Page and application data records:
----
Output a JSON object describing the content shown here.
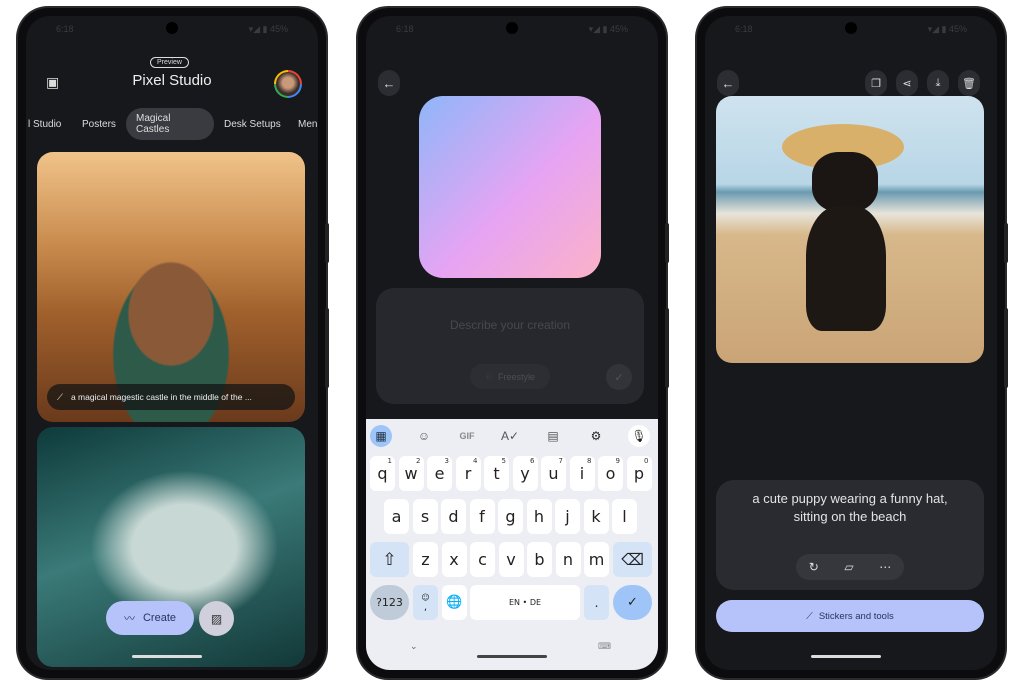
{
  "status_bar": {
    "time": "6:18",
    "battery": "45%"
  },
  "phone1": {
    "badge": "Preview",
    "title": "Pixel Studio",
    "tabs": [
      {
        "label": "l Studio"
      },
      {
        "label": "Posters"
      },
      {
        "label": "Magical Castles",
        "active": true
      },
      {
        "label": "Desk Setups"
      },
      {
        "label": "Men"
      }
    ],
    "card_caption": "a magical magestic castle in the middle of the ...",
    "create_label": "Create",
    "icons": [
      "gallery-icon",
      "avatar",
      "wand-icon",
      "squiggle-icon",
      "add-image-icon"
    ]
  },
  "phone2": {
    "prompt_placeholder": "Describe your creation",
    "style_label": "Freestyle",
    "keyboard": {
      "toolbar": [
        "apps-icon",
        "sticker-icon",
        "GIF",
        "spellcheck-icon",
        "clipboard-icon",
        "gear-icon",
        "mic-icon"
      ],
      "row1": [
        [
          "q",
          "1"
        ],
        [
          "w",
          "2"
        ],
        [
          "e",
          "3"
        ],
        [
          "r",
          "4"
        ],
        [
          "t",
          "5"
        ],
        [
          "y",
          "6"
        ],
        [
          "u",
          "7"
        ],
        [
          "i",
          "8"
        ],
        [
          "o",
          "9"
        ],
        [
          "p",
          "0"
        ]
      ],
      "row2": [
        "a",
        "s",
        "d",
        "f",
        "g",
        "h",
        "j",
        "k",
        "l"
      ],
      "row3": [
        "z",
        "x",
        "c",
        "v",
        "b",
        "n",
        "m"
      ],
      "symbols": "?123",
      "space": "EN • DE",
      "period": ".",
      "comma": ","
    },
    "gradient_colors": [
      "#8fb6f9",
      "#e6a4f3",
      "#fbb2c8"
    ]
  },
  "phone3": {
    "caption": "a cute puppy wearing a funny hat, sitting on the beach",
    "tools_label": "Stickers and tools",
    "accent": "#b6c3fb"
  }
}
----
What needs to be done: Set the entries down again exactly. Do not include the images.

Output for this exercise:
Output a JSON object describing the content shown here.
{
  "status_bar": {
    "time": "6:18",
    "battery": "45%"
  },
  "phone1": {
    "badge": "Preview",
    "title": "Pixel Studio",
    "tabs": [
      {
        "label": "l Studio"
      },
      {
        "label": "Posters"
      },
      {
        "label": "Magical Castles",
        "active": true
      },
      {
        "label": "Desk Setups"
      },
      {
        "label": "Men"
      }
    ],
    "card_caption": "a magical magestic castle in the middle of the ...",
    "create_label": "Create",
    "icons": [
      "gallery-icon",
      "avatar",
      "wand-icon",
      "squiggle-icon",
      "add-image-icon"
    ]
  },
  "phone2": {
    "prompt_placeholder": "Describe your creation",
    "style_label": "Freestyle",
    "keyboard": {
      "toolbar": [
        "apps-icon",
        "sticker-icon",
        "GIF",
        "spellcheck-icon",
        "clipboard-icon",
        "gear-icon",
        "mic-icon"
      ],
      "row1": [
        [
          "q",
          "1"
        ],
        [
          "w",
          "2"
        ],
        [
          "e",
          "3"
        ],
        [
          "r",
          "4"
        ],
        [
          "t",
          "5"
        ],
        [
          "y",
          "6"
        ],
        [
          "u",
          "7"
        ],
        [
          "i",
          "8"
        ],
        [
          "o",
          "9"
        ],
        [
          "p",
          "0"
        ]
      ],
      "row2": [
        "a",
        "s",
        "d",
        "f",
        "g",
        "h",
        "j",
        "k",
        "l"
      ],
      "row3": [
        "z",
        "x",
        "c",
        "v",
        "b",
        "n",
        "m"
      ],
      "symbols": "?123",
      "space": "EN • DE",
      "period": ".",
      "comma": ","
    },
    "gradient_colors": [
      "#8fb6f9",
      "#e6a4f3",
      "#fbb2c8"
    ]
  },
  "phone3": {
    "caption": "a cute puppy wearing a funny hat, sitting on the beach",
    "tools_label": "Stickers and tools",
    "accent": "#b6c3fb"
  }
}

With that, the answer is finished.